A report by the American Society of Civil Engineers found that one in 11 bridges in the Garden State are classified as structurally deficient, meaning they are deteriorating or severely damaged. The state is home to 6,657 bridges. Road congestion in cities such as Newark hinder freight mobility along key ports. The prominent Port Newark Container Terminal, located in that city, handles about 700,000 containers per year. The region also is home to the Port Elizabeth Terminal Corp.

In 2016, New Jersey residents acknowledged a need for repairing their infrastructure when they approved raising the state’s fuel taxes. The Garden State is among the two dozen states to recently raise fuel taxes in the absence of an increase at the federal level.

“Republicans ran on a promise to rebuild America’s infrastructure, but the GOP tax scam working its way through Congress does nothing to fix the gas tax and rebuild transportation infrastructure. Raising the federal gas tax to reflect today’s economy is necessary to keep Americans safe and our economy competitive,” the congressman said.

Speaking to Transport Topics, Payne added, “America’s economy depends on reliable and safe transportation. Rather than attempting to dismantle American health care, Republicans in Congress should focus their efforts on rebuilding our nation’s roads and bridges.”

Prior to advancing their tax bill, senators rejected a motion that would have utilized repatriated revenue for infrastructure. Funding advocates called the rejection a missed opportunity to boost the Highway Trust Fund during the tax bill’s consideration. The Transportation Construction Coalition, which includes the American Road and Transportation Builders Association, encouraged industry players as well as infrastructure investment advocates to urge that lawmakers approve a long-term fix to the trust fund.

Payne’s support of this traditional source of funding for transportation projects put him in the company of a very small group of congressional lawmakers.

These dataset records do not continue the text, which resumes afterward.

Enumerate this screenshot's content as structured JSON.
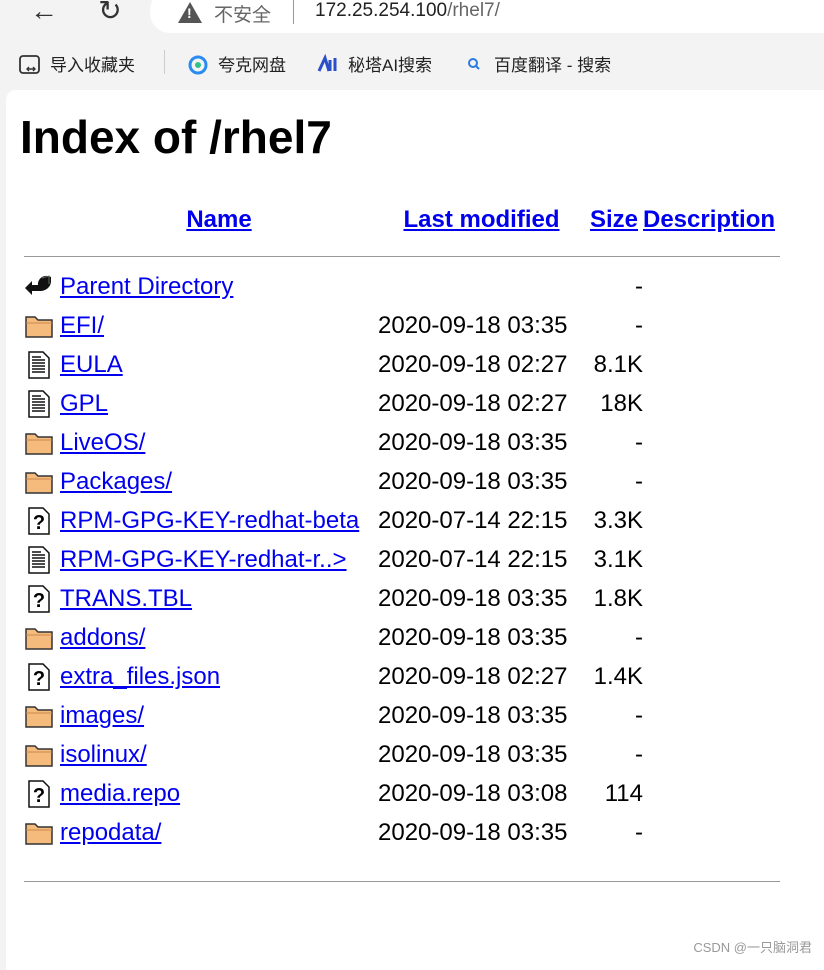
{
  "browser": {
    "security_label": "不安全",
    "url_host": "172.25.254.100",
    "url_path": "/rhel7/",
    "bookmarks": [
      {
        "label": "导入收藏夹",
        "icon": "import-folder-icon"
      },
      {
        "label": "夸克网盘",
        "icon": "cloud-icon"
      },
      {
        "label": "秘塔AI搜索",
        "icon": "metaso-icon"
      },
      {
        "label": "百度翻译 - 搜索",
        "icon": "search-icon"
      }
    ]
  },
  "page": {
    "title": "Index of /rhel7",
    "headers": {
      "name": "Name",
      "modified": "Last modified",
      "size": "Size",
      "description": "Description"
    },
    "rows": [
      {
        "icon": "back",
        "name": "Parent Directory",
        "modified": "",
        "size": "-"
      },
      {
        "icon": "folder",
        "name": "EFI/",
        "modified": "2020-09-18 03:35",
        "size": "-"
      },
      {
        "icon": "text",
        "name": "EULA",
        "modified": "2020-09-18 02:27",
        "size": "8.1K"
      },
      {
        "icon": "text",
        "name": "GPL",
        "modified": "2020-09-18 02:27",
        "size": "18K"
      },
      {
        "icon": "folder",
        "name": "LiveOS/",
        "modified": "2020-09-18 03:35",
        "size": "-"
      },
      {
        "icon": "folder",
        "name": "Packages/",
        "modified": "2020-09-18 03:35",
        "size": "-"
      },
      {
        "icon": "unknown",
        "name": "RPM-GPG-KEY-redhat-beta",
        "modified": "2020-07-14 22:15",
        "size": "3.3K"
      },
      {
        "icon": "text",
        "name": "RPM-GPG-KEY-redhat-r..>",
        "modified": "2020-07-14 22:15",
        "size": "3.1K"
      },
      {
        "icon": "unknown",
        "name": "TRANS.TBL",
        "modified": "2020-09-18 03:35",
        "size": "1.8K"
      },
      {
        "icon": "folder",
        "name": "addons/",
        "modified": "2020-09-18 03:35",
        "size": "-"
      },
      {
        "icon": "unknown",
        "name": "extra_files.json",
        "modified": "2020-09-18 02:27",
        "size": "1.4K"
      },
      {
        "icon": "folder",
        "name": "images/",
        "modified": "2020-09-18 03:35",
        "size": "-"
      },
      {
        "icon": "folder",
        "name": "isolinux/",
        "modified": "2020-09-18 03:35",
        "size": "-"
      },
      {
        "icon": "unknown",
        "name": "media.repo",
        "modified": "2020-09-18 03:08",
        "size": "114"
      },
      {
        "icon": "folder",
        "name": "repodata/",
        "modified": "2020-09-18 03:35",
        "size": "-"
      }
    ]
  },
  "watermark": "CSDN @一只脑洞君"
}
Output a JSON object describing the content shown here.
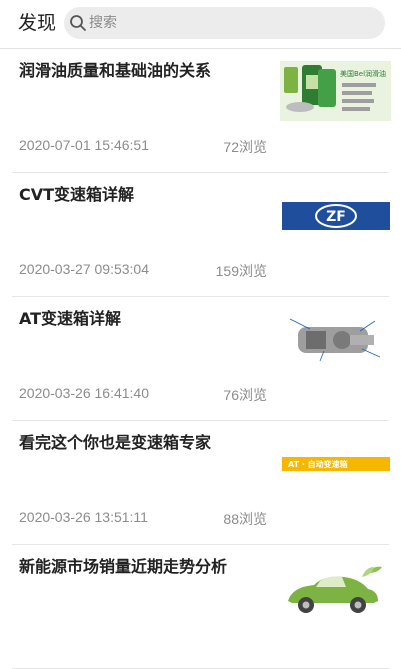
{
  "header": {
    "title": "发现",
    "search_placeholder": "搜索"
  },
  "articles": [
    {
      "title": "润滑油质量和基础油的关系",
      "date": "2020-07-01 15:46:51",
      "views": "72浏览",
      "thumb_text": "美国Bel润滑油",
      "thumb_icon": "oil-bottle-thumbnail"
    },
    {
      "title": "CVT变速箱详解",
      "date": "2020-03-27 09:53:04",
      "views": "159浏览",
      "thumb_text": "ZF",
      "thumb_icon": "zf-logo-thumbnail"
    },
    {
      "title": "AT变速箱详解",
      "date": "2020-03-26 16:41:40",
      "views": "76浏览",
      "thumb_text": "",
      "thumb_icon": "transmission-diagram-thumbnail"
    },
    {
      "title": "看完这个你也是变速箱专家",
      "date": "2020-03-26 13:51:11",
      "views": "88浏览",
      "thumb_text": "AT · 自动变速箱",
      "thumb_icon": "at-banner-thumbnail"
    },
    {
      "title": "新能源市场销量近期走势分析",
      "date": "",
      "views": "",
      "thumb_text": "",
      "thumb_icon": "green-car-thumbnail"
    }
  ],
  "colors": {
    "accent_green": "#8bc34a",
    "zf_blue": "#1f4e9c",
    "at_yellow": "#f5b700"
  }
}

Democratic Sen. Tom Carper of Delaware and Oregon’s Peter DeFazio and Earl Blumenauer, also Democrats, advocate for raising federal fuel taxes.


Blumenauer said it was a “tragic mistake” for the Trump administration to hold off proceeding with an infrastructure funding measure until tax reform is finalized. “We have an opportunity to come together to raise the fuel tax, index the fuel tax, and I hope replace it with a long-term solution that is sustainable,” Blumenauer told trucking executives in Florida on Oct. 23.

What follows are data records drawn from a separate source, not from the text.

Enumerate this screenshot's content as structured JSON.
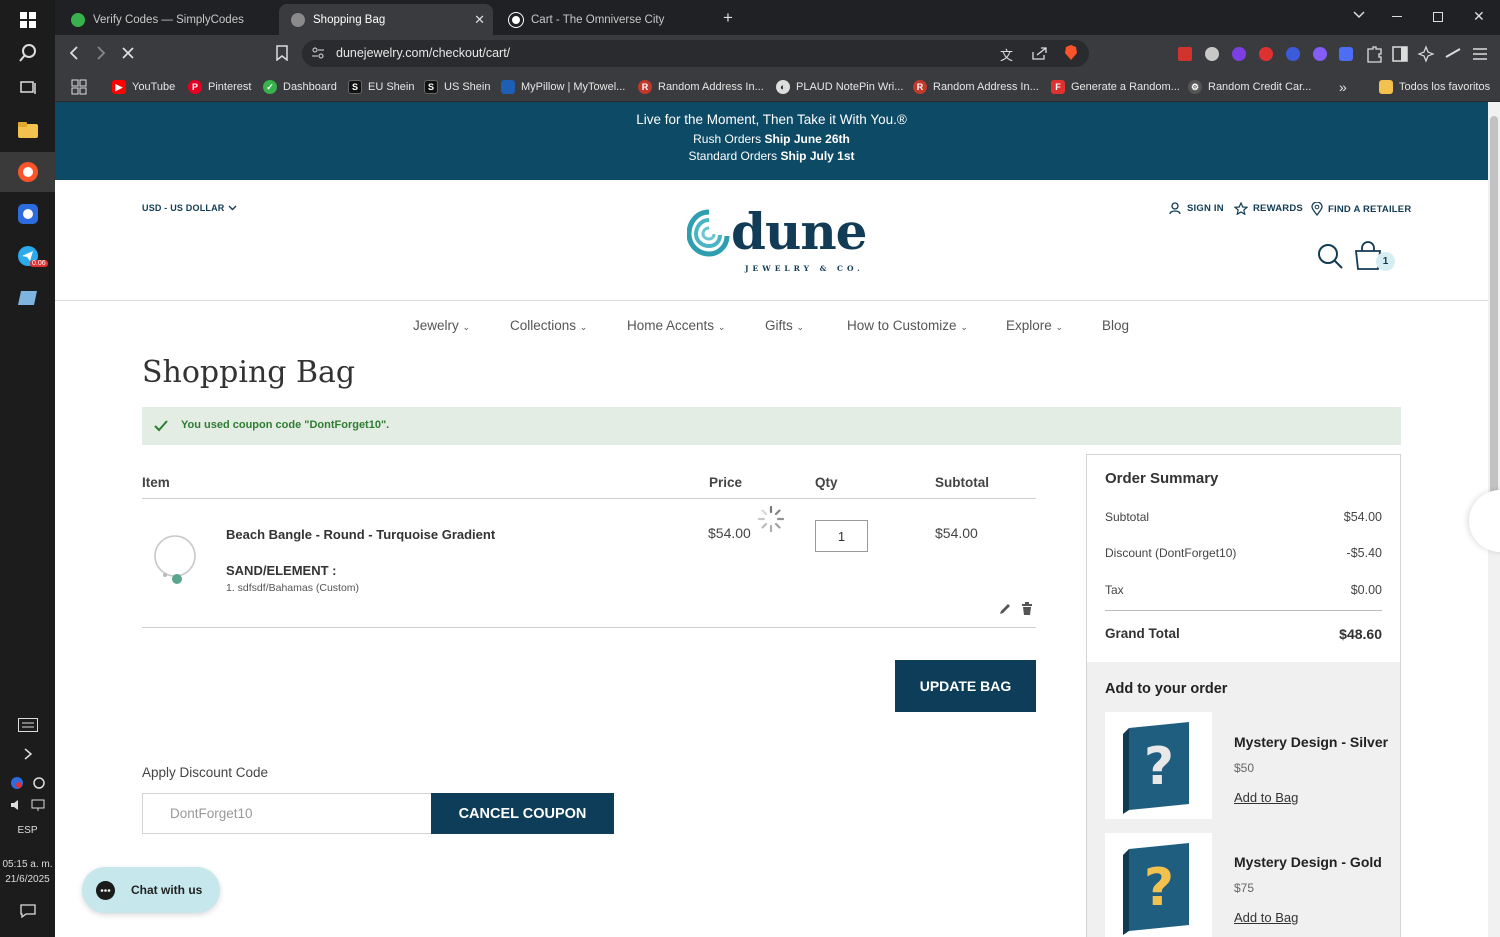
{
  "taskbar": {
    "lang": "ESP",
    "time": "05:15 a. m.",
    "date": "21/6/2025",
    "badge": "0.06"
  },
  "browser": {
    "tabs": [
      {
        "title": "Verify Codes — SimplyCodes",
        "fav_color": "#37b24d"
      },
      {
        "title": "Shopping Bag",
        "fav_color": "#8a8a8a"
      },
      {
        "title": "Cart - The Omniverse City",
        "fav_color": "#ffffff"
      }
    ],
    "url": "dunejewelry.com/checkout/cart/",
    "bookmarks": [
      {
        "label": "YouTube",
        "icon": "youtube-icon",
        "color": "#ff0000"
      },
      {
        "label": "Pinterest",
        "icon": "pinterest-icon",
        "color": "#e60023"
      },
      {
        "label": "Dashboard",
        "icon": "simplycodes-icon",
        "color": "#37b24d"
      },
      {
        "label": "EU Shein",
        "icon": "shein-icon",
        "color": "#111111"
      },
      {
        "label": "US Shein",
        "icon": "shein-icon",
        "color": "#111111"
      },
      {
        "label": "MyPillow | MyTowel...",
        "icon": "mypillow-icon",
        "color": "#1d5fb5"
      },
      {
        "label": "Random Address In...",
        "icon": "random-address-icon",
        "color": "#c0392b"
      },
      {
        "label": "PLAUD NotePin Wri...",
        "icon": "plaud-icon",
        "color": "#dddddd"
      },
      {
        "label": "Random Address In...",
        "icon": "random-address-icon",
        "color": "#c0392b"
      },
      {
        "label": "Generate a Random...",
        "icon": "generator-icon",
        "color": "#e03131"
      },
      {
        "label": "Random Credit Car...",
        "icon": "gear-icon",
        "color": "#888888"
      }
    ],
    "bookmarks_more": "»",
    "all_bookmarks": "Todos los favoritos"
  },
  "promo": {
    "line1": "Live for the Moment, Then Take it With You.®",
    "line2_prefix": "Rush Orders ",
    "line2_bold": "Ship June 26th",
    "line3_prefix": "Standard Orders ",
    "line3_bold": "Ship July 1st"
  },
  "header": {
    "currency": "USD - US DOLLAR",
    "logo_word": "dune",
    "logo_sub": "JEWELRY & CO.",
    "sign_in": "SIGN IN",
    "rewards": "REWARDS",
    "find_retailer": "FIND A RETAILER",
    "cart_count": "1"
  },
  "nav": [
    "Jewelry",
    "Collections",
    "Home Accents",
    "Gifts",
    "How to Customize",
    "Explore",
    "Blog"
  ],
  "page_title": "Shopping Bag",
  "notice": "You used coupon code \"DontForget10\".",
  "cart": {
    "headers": {
      "item": "Item",
      "price": "Price",
      "qty": "Qty",
      "subtotal": "Subtotal"
    },
    "item": {
      "name": "Beach Bangle - Round - Turquoise Gradient",
      "option_label": "SAND/ELEMENT :",
      "option_value": "1. sdfsdf/Bahamas (Custom)",
      "price": "$54.00",
      "qty": "1",
      "subtotal": "$54.00"
    },
    "update_button": "UPDATE BAG"
  },
  "discount": {
    "label": "Apply Discount Code",
    "value": "DontForget10",
    "button": "CANCEL COUPON"
  },
  "chat": "Chat with us",
  "summary": {
    "title": "Order Summary",
    "rows": [
      {
        "label": "Subtotal",
        "value": "$54.00"
      },
      {
        "label": "Discount (DontForget10)",
        "value": "-$5.40"
      },
      {
        "label": "Tax",
        "value": "$0.00"
      }
    ],
    "grand_label": "Grand Total",
    "grand_value": "$48.60"
  },
  "add_to_order": {
    "title": "Add to your order",
    "products": [
      {
        "name": "Mystery Design - Silver",
        "price": "$50",
        "link": "Add to Bag"
      },
      {
        "name": "Mystery Design - Gold",
        "price": "$75",
        "link": "Add to Bag"
      }
    ]
  },
  "colors": {
    "navy": "#0d3d58",
    "promo": "#0d4a66",
    "notice_bg": "#e4ede4",
    "notice_text": "#2e7d32"
  }
}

Earlier indications by the White House and Transportation Secretary Elaine Chao was that they would unveil an infrastructure funding proposal after tax policy is overhauled. Recent reports, however, have signaled President Donald Trump might turn his focus to health care after tax reform.

For more than two decades, the federal highway account has relied on a 24.4-cents-per-gallon diesel tax and a 18.4-cents-per-gallon gas tax. Advances in vehicle fuel efficiency and a rejection by millennials of traditional driving habits are contributing to the decline in fuel revenue for the trust fund.

When Trump campaigned for president, he pledged to deliver to Congress during his first 100 days in office a $1 trillion, 10-year infrastructure funding proposal. Brief details of the plan that were unveiled in the president’s fiscal 2018 budget request would ask for $200 billion in federal spending to drum up private sector investments of $800 billion.